Greetings from Florida State College for Women, see full description here.
Greetings from Florida State College for Women, see full description here.

Our staff consists of Heritage Protocol & University Archivist Sandra Varry, Archives Assistant Hannah Davis, and part-time assistant Colin Behrens. We are also fortunate to have Graduate Assistants Rebecca Bramlett and Katherine Hoarn with us for the fall.

Our mission is to preserve and share the history of FSU with everyone – our FSU community and the public at large. We have a great time posting photos and interesting tidbits on our Facebook page and interacting with our fans as well as attending events on and off campus to promote HPUA. We provide images and information to news and media outlets as well as to researchers. On campus an important job we have is to provide not only historical records preservation for official records, but to provide that material to the university for everything from reports or events, or to help staff do research for projects. Factual data for administrative purposes is important, but we also get to do things like help celebrate the 100th birthday of an alumnus (two so far this year!).

Poster from a performance by Deathcab for Cutie at FSU. See full description here.
Poster from a performance by Death Cab for Cutie at FSU’s Club Downunder. See full description here.

We receive photographs, scrapbooks, and everything you can imagine from loyal fans, alumni, and their families from all over the world. The actual items come from all periods of time across our 163 year history. The combined knowledge base of student and university created records plus our professional archival staff makes us the place to come for Florida State History!

Recent projects include the digitization of over 300 posters from Club Downunder. All HPUA digital collections can be seen in the FSU Digital Library.

Our fall exhibit exploring the life and times of Florida State College for Women students through their scrapbooks is in the works and will open up mid-October in Strozier Library, and we look forward to seeing you there!

1927 Faculty Baseball Team.
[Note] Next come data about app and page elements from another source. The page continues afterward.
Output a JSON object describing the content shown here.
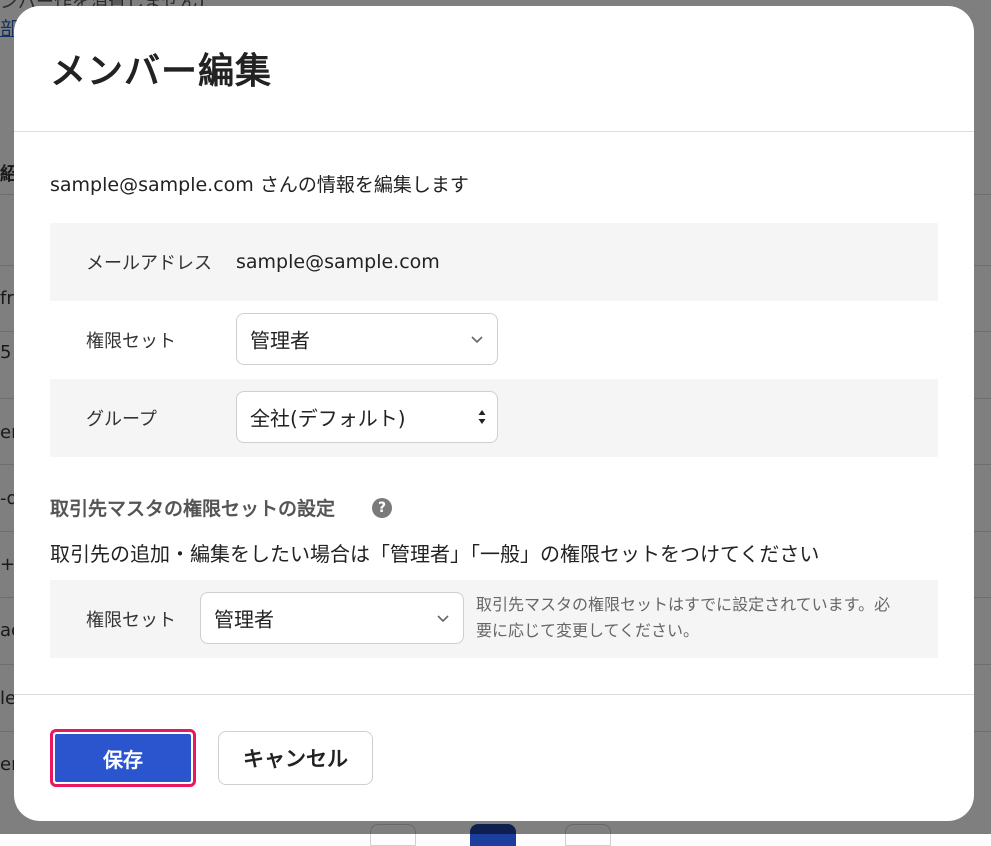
{
  "background": {
    "top_text": "ンバー作を消費しません)",
    "top_link": "部",
    "column_header": "紹",
    "column_cells": [
      "fre",
      "5",
      "en",
      "-d",
      "+c",
      "ac",
      "le",
      "en"
    ]
  },
  "modal": {
    "title": "メンバー編集",
    "intro": "sample@sample.com さんの情報を編集します",
    "email_label": "メールアドレス",
    "email_value": "sample@sample.com",
    "permission_label": "権限セット",
    "permission_value": "管理者",
    "group_label": "グループ",
    "group_value": "全社(デフォルト)",
    "supplier_section_title": "取引先マスタの権限セットの設定",
    "help_glyph": "?",
    "supplier_desc": "取引先の追加・編集をしたい場合は「管理者」「一般」の権限セットをつけてください",
    "supplier_permission_label": "権限セット",
    "supplier_permission_value": "管理者",
    "supplier_note": "取引先マスタの権限セットはすでに設定されています。必要に応じて変更してください。",
    "save_label": "保存",
    "cancel_label": "キャンセル"
  },
  "colors": {
    "primary": "#2a55cf",
    "highlight": "#e8185e",
    "row_shade": "#f6f5f5"
  }
}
See full description here.
1927 Faculty Baseball Team. See full description here.